Catholic Liberal Arts Colleges
Compare and contrast Catholic liberal arts colleges to other liberal arts colleges with different or no religious affiliations. Explore some of the subjects you could study at a Catholic liberal arts college. Find out whether you need to be Catholic to enroll in one of these schools, and get info on locating a school for your studies.
Enrolling in a school with a Catholic affiliation can still provide you with lots of postsecondary education options. Learn about undergraduate and graduate degree programs at Catholic schools, check out sample programs, and explore what makes a Catholic institution different than a non-affiliated one by reading the article below.
How are Catholic Liberal Arts Colleges Similar to and Different from Other Liberal Arts Colleges?
The first and most obvious characteristic of Catholic colleges is their church affiliation. That said, not all Catholic colleges are alike. According to the United States Conference of Catholic Bishops, out of over 200 Catholic colleges and universities in the United States, less than 12 are sponsored by dioceses (www.usccb.org). Except for The Catholic University of America, which is sponsored and partially funded by the Catholic Church, all others are sponsored by their founding order, such as Jesuits, Franciscans or Benedictines.
Like most liberal arts colleges, many of these schools emphasize undergraduate education. However, some also offer graduate degrees or are part of an institution that does. You'll find the usual array of majors and concentrations that are offered at other liberal arts colleges. In addition, there are a number of Catholic liberal arts schools that offer various online programs or courses.
Most standard majors and classes are available at Catholic liberal arts colleges, including degrees in the arts and sciences and in more career-focused disciplines such as business or information technology.
Among Catholic schools, you'll notice there's a declaration of an adhesion to Judeo-Christian tradition and the educational traditions of their founding order. As reported in The Chronicle of Higher Education (September 12, 2010), in 1990, Pope John Paul II issued Ex corde Ecclesiae (From the Heart of the Church), in which he emphasized the integration of knowledge, faith and truth within the context of a Christ-centered Catholic college (http://chronicle.com). In other words, you'll find that Catholic colleges reinforce the beliefs of the Catholic Church and tend to be less socially and ethically permissive than their secular counterparts.
Which Catholic Schools Offer Associate Degree Programs?
Associate degree programs at Catholic colleges are commonly offered in a wide range of fields. See the programs listed here:
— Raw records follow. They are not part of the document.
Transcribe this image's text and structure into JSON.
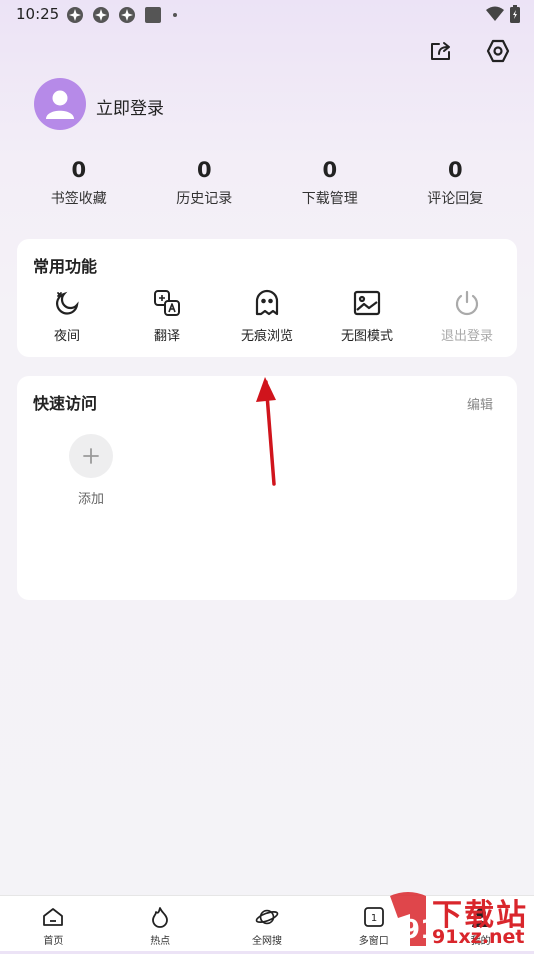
{
  "status_bar": {
    "time": "10:25"
  },
  "profile": {
    "login_label": "立即登录"
  },
  "stats": [
    {
      "value": "0",
      "label": "书签收藏"
    },
    {
      "value": "0",
      "label": "历史记录"
    },
    {
      "value": "0",
      "label": "下载管理"
    },
    {
      "value": "0",
      "label": "评论回复"
    }
  ],
  "common_functions": {
    "title": "常用功能",
    "items": [
      {
        "label": "夜间",
        "icon": "moon-icon"
      },
      {
        "label": "翻译",
        "icon": "translate-icon"
      },
      {
        "label": "无痕浏览",
        "icon": "ghost-icon"
      },
      {
        "label": "无图模式",
        "icon": "image-icon"
      },
      {
        "label": "退出登录",
        "icon": "power-icon"
      }
    ]
  },
  "quick_access": {
    "title": "快速访问",
    "edit_label": "编辑",
    "add_label": "添加"
  },
  "bottom_nav": [
    {
      "label": "首页",
      "icon": "home-icon"
    },
    {
      "label": "热点",
      "icon": "flame-icon"
    },
    {
      "label": "全网搜",
      "icon": "planet-icon"
    },
    {
      "label": "多窗口",
      "icon": "windows-icon",
      "badge": "1"
    },
    {
      "label": "我的",
      "icon": "user-icon"
    }
  ],
  "watermark": {
    "text": "下载站",
    "domain": "91xz.net",
    "number": "91"
  },
  "colors": {
    "accent": "#b68ae8",
    "arrow": "#d0141c",
    "watermark_red": "#d9262c"
  }
}
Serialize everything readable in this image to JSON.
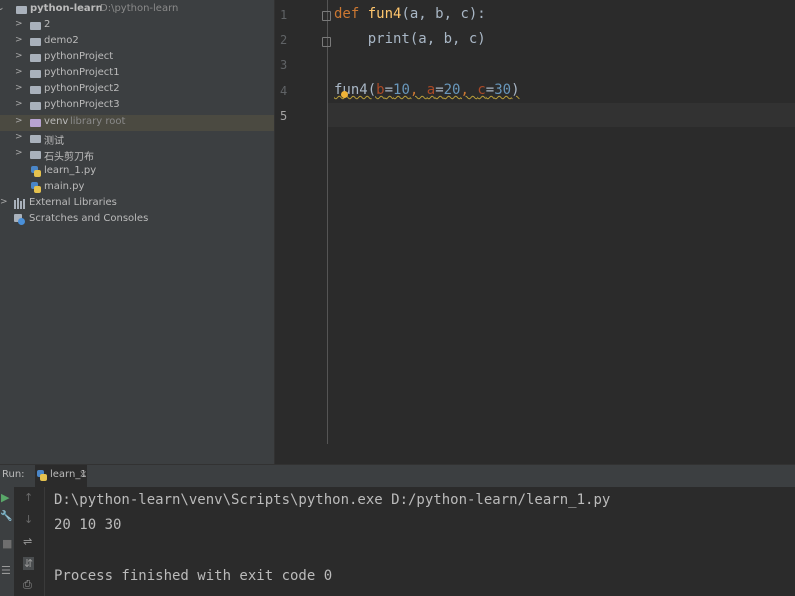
{
  "project": {
    "root": {
      "name": "python-learn",
      "path": "D:\\python-learn"
    },
    "items": [
      {
        "label": "2",
        "kind": "folder"
      },
      {
        "label": "demo2",
        "kind": "folder"
      },
      {
        "label": "pythonProject",
        "kind": "folder"
      },
      {
        "label": "pythonProject1",
        "kind": "folder"
      },
      {
        "label": "pythonProject2",
        "kind": "folder"
      },
      {
        "label": "pythonProject3",
        "kind": "folder"
      },
      {
        "label": "venv",
        "kind": "folder-excluded",
        "note": "library root",
        "selected": true
      },
      {
        "label": "测试",
        "kind": "folder"
      },
      {
        "label": "石头剪刀布",
        "kind": "folder"
      },
      {
        "label": "learn_1.py",
        "kind": "python-file"
      },
      {
        "label": "main.py",
        "kind": "python-file"
      }
    ],
    "external_libraries": "External Libraries",
    "scratches": "Scratches and Consoles"
  },
  "editor": {
    "line_numbers": [
      "1",
      "2",
      "3",
      "4",
      "5"
    ],
    "current_line": "5",
    "lines": [
      {
        "tokens": [
          {
            "t": "def ",
            "c": "kw"
          },
          {
            "t": "fun4",
            "c": "fn"
          },
          {
            "t": "(a, b, c):",
            "c": "plain"
          }
        ]
      },
      {
        "tokens": [
          {
            "t": "    print(a, b, c)",
            "c": "plain"
          }
        ]
      },
      {
        "tokens": []
      },
      {
        "tokens": [
          {
            "t": "fun4(",
            "c": "plain"
          },
          {
            "t": "b",
            "c": "param"
          },
          {
            "t": "=",
            "c": "plain"
          },
          {
            "t": "10",
            "c": "num"
          },
          {
            "t": ", ",
            "c": "kw"
          },
          {
            "t": "a",
            "c": "param"
          },
          {
            "t": "=",
            "c": "plain"
          },
          {
            "t": "20",
            "c": "num"
          },
          {
            "t": ", ",
            "c": "kw"
          },
          {
            "t": "c",
            "c": "param"
          },
          {
            "t": "=",
            "c": "plain"
          },
          {
            "t": "30",
            "c": "num"
          },
          {
            "t": ")",
            "c": "plain"
          }
        ]
      },
      {
        "tokens": []
      }
    ]
  },
  "run": {
    "label": "Run:",
    "tab": "learn_1",
    "tab_close": "×",
    "console": [
      "D:\\python-learn\\venv\\Scripts\\python.exe D:/python-learn/learn_1.py",
      "20 10 30",
      "",
      "Process finished with exit code 0"
    ],
    "tools": {
      "up": "↑",
      "down": "↓",
      "wrap": "⇌",
      "sort": "⇵",
      "print": "⎙"
    },
    "side": {
      "play": "▶",
      "wrench": "🔧",
      "stop": "■",
      "layout": "☰"
    }
  },
  "colors": {
    "keyword": "#cc7832",
    "function": "#ffc66d",
    "param": "#aa4926",
    "number": "#6897bb",
    "text": "#a9b7c6"
  }
}
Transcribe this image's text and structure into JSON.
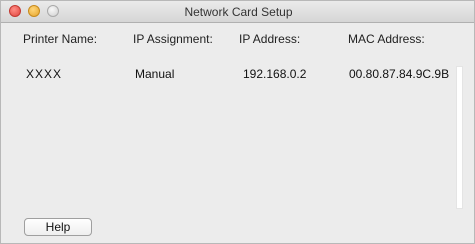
{
  "window": {
    "title": "Network Card Setup"
  },
  "table": {
    "headers": [
      "Printer Name:",
      "IP Assignment:",
      "IP Address:",
      "MAC Address:"
    ],
    "rows": [
      [
        "XXXX",
        "Manual",
        "192.168.0.2",
        "00.80.87.84.9C.9B"
      ]
    ]
  },
  "help_button": {
    "label": "Help"
  }
}
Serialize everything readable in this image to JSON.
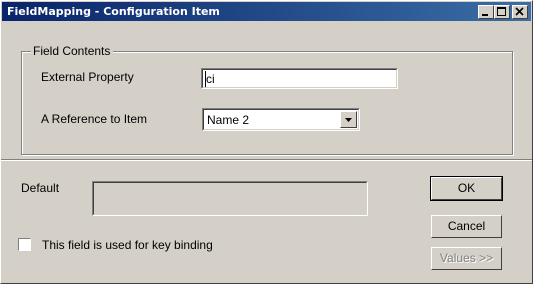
{
  "window": {
    "title": "FieldMapping - Configuration Item",
    "controls": [
      "minimize-icon",
      "maximize-icon",
      "close-icon"
    ]
  },
  "field_contents": {
    "legend": "Field Contents",
    "external_property_label": "External Property",
    "external_property_value": "ci",
    "reference_label": "A Reference to Item",
    "reference_selected": "Name 2"
  },
  "default_label": "Default",
  "default_value": "",
  "key_binding": {
    "label": "This field is used for key binding",
    "checked": false
  },
  "buttons": {
    "ok": "OK",
    "cancel": "Cancel",
    "values": "Values >>"
  }
}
- Providence College provides an Associate of Science in Administrative Management degree program
- Niagara University has an Associate in Applied Science in Business Administration degree program
- University of Scranton houses an Associate in Arts degree program
Which Catholic Schools Offer Bachelor Degree Programs?
Plenty of Catholic colleges and universities grant an opportunity for students to earn a bachelor's degree. Some of these schools include:
- Saint Michael's College hosts a Bachelor of Science in Environmental Science degree program
- DeSales University delivers a Bachelor of Science in Computer Science degree program
- University of St. Francis has a Bachelor of Science in Health Care Leadership degree program
Which Catholic Schools Offer Master Degree Programs?
You can also find graduate degree programs offered at many Catholic universities, including the examples below:
- Alvernia University provides a Master of Arts in Clinical Counseling degree program
- Loyola University Chicago has a Master of Arts in Bioethics & Health Policy degree program available online
- Edgewood College offers a Master of Science in Accountancy degree program
Do I Have to be Catholic to Attend?
While Catholic liberal arts schools, like all private liberal arts colleges, tend to be somewhat more selective in their admission policies than public institutions, religion isn't one of their admission criteria. Consequently, you don't have to be Catholic to be admitted to the school. However, considering that the school was founded on a clear set of Catholic principles, you'll be expected to respect them and behave accordingly.
As part of your undergraduate education at a Catholic liberal arts college, you'll be required to complete courses in theology and philosophy. Prevailing school policy determines the number of courses.
Where Can I Find a School?
The Association of Catholic Colleges and Universities provides a list of 250 schools throughout the United States. The list notes which schools have seminaries associated with them. Although the list provides links to very few of the schools, it does give city and state locations for each.
At the website of St. Irene's Roman Catholic Church in Carlisle, Massachusetts, you'll find a list of nearly 200 Catholic colleges and universities throughout the country. The alphabetized list provides links to each school's website (www.stirenes.org).
Students who are interested in an education grounded in the Catholic faith are by no means limited in their education. Catholic schools provide undergraduate and graduate degree programs in a variety of fields, allowing you to pursue higher education while studying in a Catholic environment.